Funny, When Obama Harvested Facebook Data On Millions Of Users To Win In 2012, Everyone Cheered

Funny, When Obama Harvested Facebook Data On Millions Of Users To Win In 2012, Everyone Cheered, by Investors Business Daily (an editorial).

a professor at Cambridge University built a Facebook app around 2014 that involved a personality quiz. About 270,000 users of the app agreed to share some of their Facebook information, as well as data from people on their friends list. As a result, tens of millions ended up part of this data-mining operation.

Consulting firm Cambridge Analytica, which paid for the research, later worked with the Trump campaign to help them target advertising campaigns on Facebook, using the data they’d gathered on users.

But while the Trump campaign used Cambridge Analytica during the primaries, it didn’t use the information during the general election campaign, relying instead on voter data provided by the Republican National Committee, according to CBS News. It reports that “the Trump campaign had tested the RNC data, and it proved to be vastly more accurate than Cambridge Analytica’s.” …

But Facebook had been promoting itself to political parties looking for a new way to reach voters. Nor was this the first time Facebook users had their data unwittingly shared with a political campaign. …

In 2012, the Obama campaign encouraged supporters to download an Obama 2012 Facebook app that, when activated, let the campaign collect Facebook data both on users and their friends.

According to a July 2012 MIT Technology Review article, when you installed the app, “it said it would grab information about my friends: their birth dates, locations, and ‘likes.’ ”

The campaign boasted that more than a million people downloaded the app, which, given an average friend-list size of 190, means that as many as 190 million had at least some of their Facebook data vacuumed up by the Obama campaign — without their knowledge or consent.

According to a Time magazine account just after Obama won re-election, “the team blitzed the supporters who had signed up for the app with requests to share specific online content with specific friends simply by clicking a button.”

The effort was called a “game-changer” in the 2012 election, and the Obama campaign boasted that it was “the most groundbreaking piece of technology developed for the campaign.” …

The difference?

The only difference, as far as we can discern, between the two campaigns’ use of Facebook, is that in the case of Obama the users themselves agreed to share their data with the Obama campaign, as well as that of their friends.

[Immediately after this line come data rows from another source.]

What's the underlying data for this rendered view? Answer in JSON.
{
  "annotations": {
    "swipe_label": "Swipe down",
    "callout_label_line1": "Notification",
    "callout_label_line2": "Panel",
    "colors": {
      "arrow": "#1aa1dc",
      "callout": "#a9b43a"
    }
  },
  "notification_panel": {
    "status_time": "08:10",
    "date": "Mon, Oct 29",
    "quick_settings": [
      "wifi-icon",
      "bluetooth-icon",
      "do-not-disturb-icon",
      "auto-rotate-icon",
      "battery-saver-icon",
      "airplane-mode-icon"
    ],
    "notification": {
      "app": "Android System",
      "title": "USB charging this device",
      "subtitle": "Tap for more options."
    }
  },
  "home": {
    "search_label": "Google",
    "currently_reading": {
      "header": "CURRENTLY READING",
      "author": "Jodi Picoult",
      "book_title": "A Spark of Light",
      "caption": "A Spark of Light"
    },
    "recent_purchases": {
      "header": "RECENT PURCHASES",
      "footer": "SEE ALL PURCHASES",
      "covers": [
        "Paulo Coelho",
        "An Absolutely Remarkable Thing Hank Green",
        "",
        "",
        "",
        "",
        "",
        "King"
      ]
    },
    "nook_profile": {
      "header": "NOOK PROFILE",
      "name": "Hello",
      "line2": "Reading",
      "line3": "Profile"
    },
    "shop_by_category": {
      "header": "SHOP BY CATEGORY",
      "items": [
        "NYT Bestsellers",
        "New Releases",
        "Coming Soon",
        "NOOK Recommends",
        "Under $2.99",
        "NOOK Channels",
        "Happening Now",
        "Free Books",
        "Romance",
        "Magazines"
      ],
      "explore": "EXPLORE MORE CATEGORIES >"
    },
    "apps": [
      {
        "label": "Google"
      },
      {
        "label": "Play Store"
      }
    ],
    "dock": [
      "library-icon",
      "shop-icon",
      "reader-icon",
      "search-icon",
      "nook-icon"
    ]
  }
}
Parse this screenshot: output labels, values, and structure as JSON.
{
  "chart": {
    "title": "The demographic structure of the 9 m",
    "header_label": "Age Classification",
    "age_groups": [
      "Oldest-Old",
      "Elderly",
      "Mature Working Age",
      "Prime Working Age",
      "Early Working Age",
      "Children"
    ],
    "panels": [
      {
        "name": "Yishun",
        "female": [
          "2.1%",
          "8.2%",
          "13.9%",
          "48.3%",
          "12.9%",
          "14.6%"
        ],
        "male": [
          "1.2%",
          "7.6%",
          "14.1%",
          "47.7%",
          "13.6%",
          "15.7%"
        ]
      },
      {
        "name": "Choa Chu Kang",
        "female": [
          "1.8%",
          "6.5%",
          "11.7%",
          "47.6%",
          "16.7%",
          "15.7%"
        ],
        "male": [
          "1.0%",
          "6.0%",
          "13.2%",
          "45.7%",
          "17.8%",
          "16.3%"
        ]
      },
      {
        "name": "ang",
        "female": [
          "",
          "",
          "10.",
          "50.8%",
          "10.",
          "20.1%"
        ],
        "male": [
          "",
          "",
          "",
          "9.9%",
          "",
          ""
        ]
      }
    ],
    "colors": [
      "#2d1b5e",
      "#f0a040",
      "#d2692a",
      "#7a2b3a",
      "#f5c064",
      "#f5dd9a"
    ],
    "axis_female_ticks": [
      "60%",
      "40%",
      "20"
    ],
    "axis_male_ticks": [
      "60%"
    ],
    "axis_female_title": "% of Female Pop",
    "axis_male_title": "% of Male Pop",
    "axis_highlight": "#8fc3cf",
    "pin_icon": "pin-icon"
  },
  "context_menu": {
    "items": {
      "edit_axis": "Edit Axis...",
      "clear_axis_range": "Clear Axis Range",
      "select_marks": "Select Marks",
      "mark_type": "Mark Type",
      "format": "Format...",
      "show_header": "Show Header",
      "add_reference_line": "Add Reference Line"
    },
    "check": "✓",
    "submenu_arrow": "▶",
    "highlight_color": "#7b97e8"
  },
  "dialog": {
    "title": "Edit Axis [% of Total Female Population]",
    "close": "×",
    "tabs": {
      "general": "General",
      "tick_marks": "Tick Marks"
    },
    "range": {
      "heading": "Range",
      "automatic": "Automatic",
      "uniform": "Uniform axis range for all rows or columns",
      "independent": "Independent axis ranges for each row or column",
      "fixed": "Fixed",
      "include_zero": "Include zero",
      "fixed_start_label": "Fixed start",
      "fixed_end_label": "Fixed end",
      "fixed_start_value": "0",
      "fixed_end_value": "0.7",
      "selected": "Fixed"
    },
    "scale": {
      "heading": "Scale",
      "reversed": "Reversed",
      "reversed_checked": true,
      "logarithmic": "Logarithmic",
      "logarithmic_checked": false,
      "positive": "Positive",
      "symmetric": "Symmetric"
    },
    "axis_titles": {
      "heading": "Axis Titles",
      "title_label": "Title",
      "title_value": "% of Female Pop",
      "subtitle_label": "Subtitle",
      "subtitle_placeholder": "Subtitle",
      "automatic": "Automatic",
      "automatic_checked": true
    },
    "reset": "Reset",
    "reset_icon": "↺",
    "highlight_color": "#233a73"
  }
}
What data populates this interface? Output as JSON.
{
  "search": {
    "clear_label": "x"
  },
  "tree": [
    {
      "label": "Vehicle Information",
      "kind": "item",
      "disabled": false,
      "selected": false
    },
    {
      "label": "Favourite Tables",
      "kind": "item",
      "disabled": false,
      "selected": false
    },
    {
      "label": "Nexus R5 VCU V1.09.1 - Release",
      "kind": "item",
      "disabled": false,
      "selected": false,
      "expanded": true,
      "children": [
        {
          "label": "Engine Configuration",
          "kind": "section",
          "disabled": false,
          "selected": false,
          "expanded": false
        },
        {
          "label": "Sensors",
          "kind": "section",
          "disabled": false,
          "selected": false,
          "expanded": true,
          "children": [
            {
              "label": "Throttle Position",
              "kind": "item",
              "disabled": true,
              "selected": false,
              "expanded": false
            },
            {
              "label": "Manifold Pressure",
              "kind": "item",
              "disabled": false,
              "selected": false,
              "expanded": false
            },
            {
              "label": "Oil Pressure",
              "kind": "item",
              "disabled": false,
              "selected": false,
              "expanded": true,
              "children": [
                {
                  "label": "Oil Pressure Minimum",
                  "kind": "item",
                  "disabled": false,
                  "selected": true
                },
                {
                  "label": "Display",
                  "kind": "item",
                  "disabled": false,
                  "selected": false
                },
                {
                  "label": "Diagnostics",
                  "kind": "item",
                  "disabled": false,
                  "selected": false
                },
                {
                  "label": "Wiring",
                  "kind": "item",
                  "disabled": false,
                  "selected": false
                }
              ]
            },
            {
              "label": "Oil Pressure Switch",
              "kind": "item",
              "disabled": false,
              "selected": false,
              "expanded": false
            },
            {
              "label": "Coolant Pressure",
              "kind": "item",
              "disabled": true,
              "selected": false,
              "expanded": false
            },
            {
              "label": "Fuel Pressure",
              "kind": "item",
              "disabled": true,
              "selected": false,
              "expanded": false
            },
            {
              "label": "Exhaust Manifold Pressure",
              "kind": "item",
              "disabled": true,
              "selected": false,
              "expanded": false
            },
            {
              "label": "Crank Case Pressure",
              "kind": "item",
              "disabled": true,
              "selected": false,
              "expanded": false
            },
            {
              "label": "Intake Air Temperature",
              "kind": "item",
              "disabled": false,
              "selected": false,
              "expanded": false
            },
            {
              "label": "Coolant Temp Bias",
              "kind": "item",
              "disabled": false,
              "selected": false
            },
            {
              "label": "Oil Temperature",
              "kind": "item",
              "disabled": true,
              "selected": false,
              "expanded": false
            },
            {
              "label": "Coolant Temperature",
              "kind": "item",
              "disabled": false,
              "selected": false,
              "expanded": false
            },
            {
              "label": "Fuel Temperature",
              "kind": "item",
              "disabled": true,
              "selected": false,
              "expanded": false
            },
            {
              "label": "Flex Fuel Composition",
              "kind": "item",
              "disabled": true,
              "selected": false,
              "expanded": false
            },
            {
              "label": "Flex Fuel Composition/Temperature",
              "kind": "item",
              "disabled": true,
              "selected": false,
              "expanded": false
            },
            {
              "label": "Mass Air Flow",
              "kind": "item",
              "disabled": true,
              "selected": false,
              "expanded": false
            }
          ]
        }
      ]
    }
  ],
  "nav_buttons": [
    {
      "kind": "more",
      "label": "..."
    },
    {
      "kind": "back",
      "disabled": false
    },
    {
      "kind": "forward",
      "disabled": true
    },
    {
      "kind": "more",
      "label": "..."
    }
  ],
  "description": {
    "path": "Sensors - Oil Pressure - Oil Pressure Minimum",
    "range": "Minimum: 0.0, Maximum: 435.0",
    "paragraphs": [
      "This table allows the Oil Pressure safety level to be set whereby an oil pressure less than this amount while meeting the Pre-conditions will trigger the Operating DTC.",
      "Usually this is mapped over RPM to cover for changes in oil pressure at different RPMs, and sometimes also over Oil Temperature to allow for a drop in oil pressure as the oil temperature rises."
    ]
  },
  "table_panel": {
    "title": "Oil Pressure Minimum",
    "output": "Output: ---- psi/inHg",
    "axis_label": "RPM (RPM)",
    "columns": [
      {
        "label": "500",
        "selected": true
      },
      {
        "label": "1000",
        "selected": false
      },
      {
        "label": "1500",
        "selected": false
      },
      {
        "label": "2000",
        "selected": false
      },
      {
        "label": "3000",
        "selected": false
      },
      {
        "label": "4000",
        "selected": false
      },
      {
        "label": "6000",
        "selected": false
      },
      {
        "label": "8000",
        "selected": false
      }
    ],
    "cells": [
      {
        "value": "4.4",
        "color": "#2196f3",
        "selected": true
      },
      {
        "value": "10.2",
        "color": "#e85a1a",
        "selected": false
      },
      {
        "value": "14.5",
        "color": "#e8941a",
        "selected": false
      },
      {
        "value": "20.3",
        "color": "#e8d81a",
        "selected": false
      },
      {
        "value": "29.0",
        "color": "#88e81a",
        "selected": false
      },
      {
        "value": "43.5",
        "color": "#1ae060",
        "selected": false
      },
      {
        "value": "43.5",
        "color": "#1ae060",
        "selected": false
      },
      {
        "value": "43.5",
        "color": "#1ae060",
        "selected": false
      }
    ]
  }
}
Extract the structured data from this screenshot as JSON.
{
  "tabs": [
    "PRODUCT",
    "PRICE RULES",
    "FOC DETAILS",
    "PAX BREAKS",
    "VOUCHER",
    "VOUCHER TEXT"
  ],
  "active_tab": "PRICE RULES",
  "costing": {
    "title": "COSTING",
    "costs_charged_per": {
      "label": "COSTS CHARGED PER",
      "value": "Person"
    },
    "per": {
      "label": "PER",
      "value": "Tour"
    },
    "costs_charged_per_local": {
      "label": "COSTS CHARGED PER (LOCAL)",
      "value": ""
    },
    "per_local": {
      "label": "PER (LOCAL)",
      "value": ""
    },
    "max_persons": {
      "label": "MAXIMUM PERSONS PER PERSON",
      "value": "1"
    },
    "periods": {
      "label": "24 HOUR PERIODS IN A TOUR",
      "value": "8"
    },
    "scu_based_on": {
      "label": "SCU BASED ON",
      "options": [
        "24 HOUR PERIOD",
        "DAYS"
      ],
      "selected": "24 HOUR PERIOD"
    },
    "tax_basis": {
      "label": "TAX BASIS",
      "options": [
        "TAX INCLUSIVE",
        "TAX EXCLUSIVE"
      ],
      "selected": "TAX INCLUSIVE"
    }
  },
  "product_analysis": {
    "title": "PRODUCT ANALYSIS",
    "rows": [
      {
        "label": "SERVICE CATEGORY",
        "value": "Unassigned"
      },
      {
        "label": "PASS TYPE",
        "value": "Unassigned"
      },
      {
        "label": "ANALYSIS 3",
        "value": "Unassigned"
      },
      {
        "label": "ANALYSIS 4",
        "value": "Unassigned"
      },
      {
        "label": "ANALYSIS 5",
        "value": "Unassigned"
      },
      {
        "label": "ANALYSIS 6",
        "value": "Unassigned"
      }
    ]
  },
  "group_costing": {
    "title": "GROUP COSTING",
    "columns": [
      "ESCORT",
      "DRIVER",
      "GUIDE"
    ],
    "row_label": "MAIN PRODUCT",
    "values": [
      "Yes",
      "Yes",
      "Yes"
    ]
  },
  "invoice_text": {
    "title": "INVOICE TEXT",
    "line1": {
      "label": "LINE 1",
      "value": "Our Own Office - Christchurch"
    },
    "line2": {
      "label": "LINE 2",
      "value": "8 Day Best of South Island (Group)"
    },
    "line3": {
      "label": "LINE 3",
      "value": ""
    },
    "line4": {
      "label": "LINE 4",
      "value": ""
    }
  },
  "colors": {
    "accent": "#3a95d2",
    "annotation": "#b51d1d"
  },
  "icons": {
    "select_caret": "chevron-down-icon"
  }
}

The users that downloaded the Cambridge app, meanwhile, were only told that the information would be used for academic purposes. Nor was the data to be used for anything other than academic purposes.

It’s an important distinction, to be sure, and Facebook is right to be attacked for its inability to control how its user data were being gathered and shopped around. (Facebook tightened its privacy rules on data sharing apps in 2015.)

But keep in mind that it wasn’t the Trump campaign that solicited the collection of the data. And, as we said, it didn’t use the data in the general election campaign.